Living Simply

“You can never get enough of what you don’t really need.”  I read this quote awhile back, and it has been sitting with me ever since. I am exceedingly blessed not to have been plagued with an overly materialistic desire. Growing up, emphasis was placed on generosity to those less fortunate, using only what you need, and being greatly aware of the environmental impact of one’s actions.

As I packed and ran off to college, I learned a new simplicity… how to give up hobbies that would take more time and supplies than I could give. I was living in a dorm, so gardening was out. I had a meal plan, so I gave up cooking. Clothes and school supplies replaced my painting and craft wares. Course books replaced my poetry and literature treasures. Pictures of immediate family took over for art and décor. Looking back, I had to adopt a very primitive lifestyle due to space, time, and budget. It facilitated the move back home after graduation… I couldn’t WAIT to go back to the life I had left behind!

While studying at college, I had the opportunity to travel abroad and learned yet another mode of simplicity… how to pack light. Having grown up camping and day-hiking, I was exposed to the experience of wearing everything you need. Food, clothes, and basic survival gear fit on your body or in your backpack. It is satisfying knowing that the extent of global impact was only in what your person could manage and not what any mechanical or technological device that you operated could do. Travel clothes became outing clothes became serendipitous evening clothes. Three sets of undergarments lasted ten days with handwashing. A bar of soap became laundry detergent and shampoo. Your fingers became utensils, and your disposable lunch cup was saved to be a “leftovers” container for dinner. Creativity and practicality became kindred companions.

Fast forward three years to my moving to L.A. and sharing an apartment with three other people. Yet again, I pilfered through my life’s collections at home to discern what would be necessary in this new city life. What domestic supplies did my roommates already have? What books could I not live without? What clothes hadn’t I worn in months and could be donated to make room for a trendier closet? What sentimental objects did I want to remember, and which were content to remain immaterial memories? Of course, I’ve slightly added to my room each time I venture home, but for the most part I have what I need.

It is very odd, then, to live with this simplicity in this California city which favors “more, more, more!” Within my first three months I found myself buying things because “I deserved it” or it was “just a treat.”  I suddenly “needed” more than I ever had before. It was indulgent and felt good to pretend I was a rich celebrity who could afford to set free my impulsive desires.
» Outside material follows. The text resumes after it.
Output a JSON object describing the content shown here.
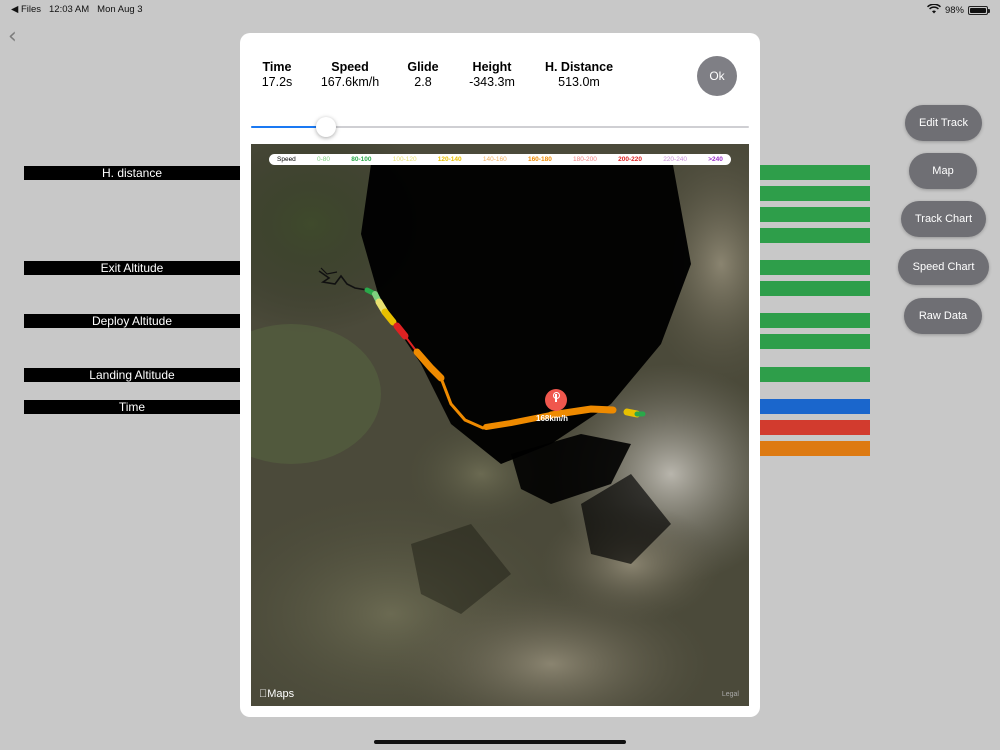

And yet, I became increasingly dissatisfied because I’d want something, buy it, feel guilty, get stressed about the thrown-away money, and seek fulfillment in something else. Something had to be done! So, I resolved not to buy anything for a week. No food (I’d eat what was in the pantry, even if it was beans and rice for three days), no clothes, no magazines or books, no gum, no coffee. Nothing.

At the end of my week experiment, I felt like I’d had a tough but satisfying workout.  More importantly,  my sensitivity to simplicity was restored. Remember: wealth is relative to desire.